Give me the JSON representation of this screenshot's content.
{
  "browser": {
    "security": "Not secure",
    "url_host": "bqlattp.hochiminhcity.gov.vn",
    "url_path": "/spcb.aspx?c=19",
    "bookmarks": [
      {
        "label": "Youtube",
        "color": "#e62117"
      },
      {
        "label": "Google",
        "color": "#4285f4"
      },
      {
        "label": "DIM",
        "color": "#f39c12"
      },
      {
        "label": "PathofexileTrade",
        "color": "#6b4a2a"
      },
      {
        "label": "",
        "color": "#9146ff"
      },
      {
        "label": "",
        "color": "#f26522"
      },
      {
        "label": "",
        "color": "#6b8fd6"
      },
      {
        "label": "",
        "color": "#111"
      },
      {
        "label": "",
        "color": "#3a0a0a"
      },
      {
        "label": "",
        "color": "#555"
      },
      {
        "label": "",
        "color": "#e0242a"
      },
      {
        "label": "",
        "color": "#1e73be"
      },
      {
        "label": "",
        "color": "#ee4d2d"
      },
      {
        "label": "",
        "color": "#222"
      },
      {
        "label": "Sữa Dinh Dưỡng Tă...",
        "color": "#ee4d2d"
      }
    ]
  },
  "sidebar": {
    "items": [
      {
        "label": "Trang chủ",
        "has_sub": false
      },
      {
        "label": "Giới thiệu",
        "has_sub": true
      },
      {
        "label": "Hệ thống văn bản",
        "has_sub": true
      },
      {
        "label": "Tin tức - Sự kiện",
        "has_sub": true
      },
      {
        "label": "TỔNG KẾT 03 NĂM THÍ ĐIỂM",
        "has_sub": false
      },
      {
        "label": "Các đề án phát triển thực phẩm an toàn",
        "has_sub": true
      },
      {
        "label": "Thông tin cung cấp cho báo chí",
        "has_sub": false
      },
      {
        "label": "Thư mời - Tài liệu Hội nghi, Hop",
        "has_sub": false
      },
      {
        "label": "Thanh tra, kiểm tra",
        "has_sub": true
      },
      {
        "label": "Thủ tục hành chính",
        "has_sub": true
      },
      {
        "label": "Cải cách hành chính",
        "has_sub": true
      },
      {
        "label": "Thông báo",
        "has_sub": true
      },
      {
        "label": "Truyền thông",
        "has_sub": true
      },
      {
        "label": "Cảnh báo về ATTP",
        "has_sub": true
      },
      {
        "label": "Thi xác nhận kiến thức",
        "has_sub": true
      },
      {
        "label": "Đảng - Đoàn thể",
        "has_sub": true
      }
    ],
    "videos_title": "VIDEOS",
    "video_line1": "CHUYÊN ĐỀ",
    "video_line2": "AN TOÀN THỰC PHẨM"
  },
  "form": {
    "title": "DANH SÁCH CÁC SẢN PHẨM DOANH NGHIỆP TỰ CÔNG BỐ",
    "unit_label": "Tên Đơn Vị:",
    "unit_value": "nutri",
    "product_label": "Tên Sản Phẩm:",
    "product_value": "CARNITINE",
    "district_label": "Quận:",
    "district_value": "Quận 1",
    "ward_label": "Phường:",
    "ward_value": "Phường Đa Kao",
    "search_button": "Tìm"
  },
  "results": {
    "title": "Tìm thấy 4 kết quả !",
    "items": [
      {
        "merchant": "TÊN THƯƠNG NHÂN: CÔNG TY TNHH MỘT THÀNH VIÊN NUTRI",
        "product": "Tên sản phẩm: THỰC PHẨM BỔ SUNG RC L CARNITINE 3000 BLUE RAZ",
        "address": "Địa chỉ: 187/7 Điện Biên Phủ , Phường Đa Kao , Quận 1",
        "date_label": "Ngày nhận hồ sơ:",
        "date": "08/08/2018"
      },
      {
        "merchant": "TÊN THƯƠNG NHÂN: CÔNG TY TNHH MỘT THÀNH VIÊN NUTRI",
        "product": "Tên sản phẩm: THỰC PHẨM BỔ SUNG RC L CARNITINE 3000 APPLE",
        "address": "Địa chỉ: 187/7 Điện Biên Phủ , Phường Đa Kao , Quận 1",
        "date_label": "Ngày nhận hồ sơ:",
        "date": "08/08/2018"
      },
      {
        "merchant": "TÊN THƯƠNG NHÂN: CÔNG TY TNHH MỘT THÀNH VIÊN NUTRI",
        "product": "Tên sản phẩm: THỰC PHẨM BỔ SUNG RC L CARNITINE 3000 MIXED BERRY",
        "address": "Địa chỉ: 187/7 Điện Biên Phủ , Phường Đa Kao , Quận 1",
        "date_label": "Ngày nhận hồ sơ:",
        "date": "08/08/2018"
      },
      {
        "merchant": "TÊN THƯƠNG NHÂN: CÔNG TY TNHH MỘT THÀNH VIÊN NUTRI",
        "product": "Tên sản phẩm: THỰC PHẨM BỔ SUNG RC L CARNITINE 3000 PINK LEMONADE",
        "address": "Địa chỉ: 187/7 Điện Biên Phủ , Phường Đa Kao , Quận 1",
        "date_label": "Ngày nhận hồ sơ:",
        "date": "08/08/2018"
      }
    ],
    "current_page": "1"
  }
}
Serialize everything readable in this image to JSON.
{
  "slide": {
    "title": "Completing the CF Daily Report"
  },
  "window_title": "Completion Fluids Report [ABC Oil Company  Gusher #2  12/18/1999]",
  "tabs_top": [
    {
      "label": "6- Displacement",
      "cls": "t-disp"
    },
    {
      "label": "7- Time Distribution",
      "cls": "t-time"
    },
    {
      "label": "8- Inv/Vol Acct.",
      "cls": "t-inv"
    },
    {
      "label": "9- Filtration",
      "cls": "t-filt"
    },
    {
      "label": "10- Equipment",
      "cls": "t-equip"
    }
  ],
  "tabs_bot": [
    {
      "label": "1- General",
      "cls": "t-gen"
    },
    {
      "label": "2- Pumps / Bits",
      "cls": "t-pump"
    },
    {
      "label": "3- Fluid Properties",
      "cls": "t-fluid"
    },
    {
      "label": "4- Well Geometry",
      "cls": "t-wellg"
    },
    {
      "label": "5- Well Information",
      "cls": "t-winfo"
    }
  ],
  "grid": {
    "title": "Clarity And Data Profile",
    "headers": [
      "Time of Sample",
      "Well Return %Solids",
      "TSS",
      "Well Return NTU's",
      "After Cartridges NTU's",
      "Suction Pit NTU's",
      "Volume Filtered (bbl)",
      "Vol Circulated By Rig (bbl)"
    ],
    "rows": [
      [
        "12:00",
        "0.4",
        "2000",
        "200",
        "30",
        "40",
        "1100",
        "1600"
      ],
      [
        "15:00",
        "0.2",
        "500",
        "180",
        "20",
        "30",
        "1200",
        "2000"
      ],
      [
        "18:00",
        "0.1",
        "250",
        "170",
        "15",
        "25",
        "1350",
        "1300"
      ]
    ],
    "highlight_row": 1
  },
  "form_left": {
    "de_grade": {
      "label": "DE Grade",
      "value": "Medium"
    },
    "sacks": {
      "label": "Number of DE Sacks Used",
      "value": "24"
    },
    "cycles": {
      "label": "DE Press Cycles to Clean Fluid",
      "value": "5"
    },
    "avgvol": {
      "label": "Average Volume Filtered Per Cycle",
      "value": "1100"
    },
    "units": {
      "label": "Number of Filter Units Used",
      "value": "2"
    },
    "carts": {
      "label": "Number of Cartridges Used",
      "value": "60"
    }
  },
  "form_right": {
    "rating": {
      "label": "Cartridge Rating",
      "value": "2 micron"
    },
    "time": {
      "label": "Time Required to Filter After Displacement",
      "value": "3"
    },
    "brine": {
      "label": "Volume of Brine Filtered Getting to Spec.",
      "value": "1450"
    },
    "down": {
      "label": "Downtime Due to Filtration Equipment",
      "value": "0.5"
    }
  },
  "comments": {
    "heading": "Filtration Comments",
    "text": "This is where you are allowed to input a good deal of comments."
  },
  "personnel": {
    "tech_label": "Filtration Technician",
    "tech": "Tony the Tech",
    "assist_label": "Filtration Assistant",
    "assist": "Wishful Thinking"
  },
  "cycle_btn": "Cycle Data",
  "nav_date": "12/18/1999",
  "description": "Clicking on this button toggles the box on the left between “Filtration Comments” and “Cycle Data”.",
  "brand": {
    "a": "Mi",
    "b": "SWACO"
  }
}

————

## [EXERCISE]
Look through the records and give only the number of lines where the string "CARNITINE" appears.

## [PROBLEM SOLUTION]
5